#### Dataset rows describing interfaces
########
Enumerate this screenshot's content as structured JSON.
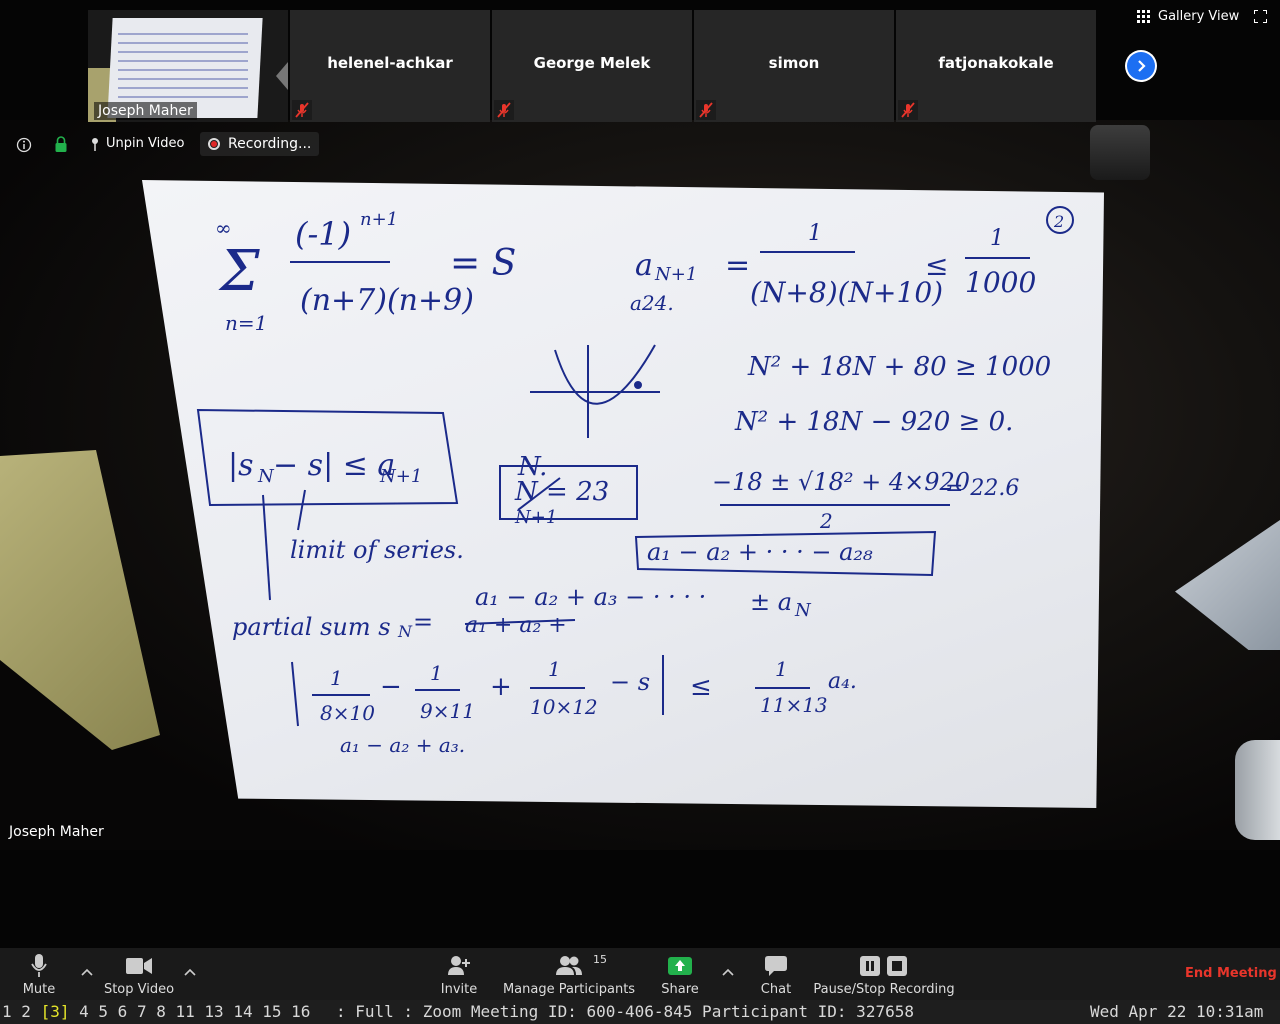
{
  "participants": {
    "self": {
      "name": "Joseph Maher"
    },
    "tiles": [
      {
        "name": "helenel-achkar",
        "muted": true
      },
      {
        "name": "George Melek",
        "muted": true
      },
      {
        "name": "simon",
        "muted": true
      },
      {
        "name": "fatjonakokale",
        "muted": true
      }
    ]
  },
  "top_right": {
    "view_label": "Gallery View"
  },
  "video_bar": {
    "unpin_label": "Unpin Video",
    "recording_label": "Recording..."
  },
  "active_speaker": {
    "name": "Joseph Maher"
  },
  "toolbar": {
    "mute": "Mute",
    "stop_video": "Stop Video",
    "invite": "Invite",
    "manage_participants": "Manage Participants",
    "participant_count": "15",
    "share": "Share",
    "chat": "Chat",
    "pause_stop_recording": "Pause/Stop Recording",
    "end_meeting": "End Meeting"
  },
  "statusbar": {
    "workspaces": [
      "1",
      "2",
      "3",
      "4",
      "5",
      "6",
      "7",
      "8",
      "11",
      "13",
      "14",
      "15",
      "16"
    ],
    "active_workspace": "3",
    "layout": ": Full :",
    "window_title": "Zoom Meeting ID: 600-406-845 Participant ID: 327658",
    "clock": "Wed Apr 22 10:31am"
  },
  "colors": {
    "accent_blue": "#1d6ff2",
    "share_green": "#22b14c",
    "end_red": "#e8352b",
    "active_ws": "#e6e62a"
  }
}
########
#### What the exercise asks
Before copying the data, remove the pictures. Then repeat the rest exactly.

#### Written reply
Enumerate this screenshot's content as structured JSON.
{
  "participants": {
    "self": {
      "name": "Joseph Maher"
    },
    "tiles": [
      {
        "name": "helenel-achkar",
        "muted": true
      },
      {
        "name": "George Melek",
        "muted": true
      },
      {
        "name": "simon",
        "muted": true
      },
      {
        "name": "fatjonakokale",
        "muted": true
      }
    ]
  },
  "top_right": {
    "view_label": "Gallery View"
  },
  "video_bar": {
    "unpin_label": "Unpin Video",
    "recording_label": "Recording..."
  },
  "active_speaker": {
    "name": "Joseph Maher"
  },
  "toolbar": {
    "mute": "Mute",
    "stop_video": "Stop Video",
    "invite": "Invite",
    "manage_participants": "Manage Participants",
    "participant_count": "15",
    "share": "Share",
    "chat": "Chat",
    "pause_stop_recording": "Pause/Stop Recording",
    "end_meeting": "End Meeting"
  },
  "statusbar": {
    "workspaces": [
      "1",
      "2",
      "3",
      "4",
      "5",
      "6",
      "7",
      "8",
      "11",
      "13",
      "14",
      "15",
      "16"
    ],
    "active_workspace": "3",
    "layout": ": Full :",
    "window_title": "Zoom Meeting ID: 600-406-845 Participant ID: 327658",
    "clock": "Wed Apr 22 10:31am"
  },
  "colors": {
    "accent_blue": "#1d6ff2",
    "share_green": "#22b14c",
    "end_red": "#e8352b",
    "active_ws": "#e6e62a"
  }
}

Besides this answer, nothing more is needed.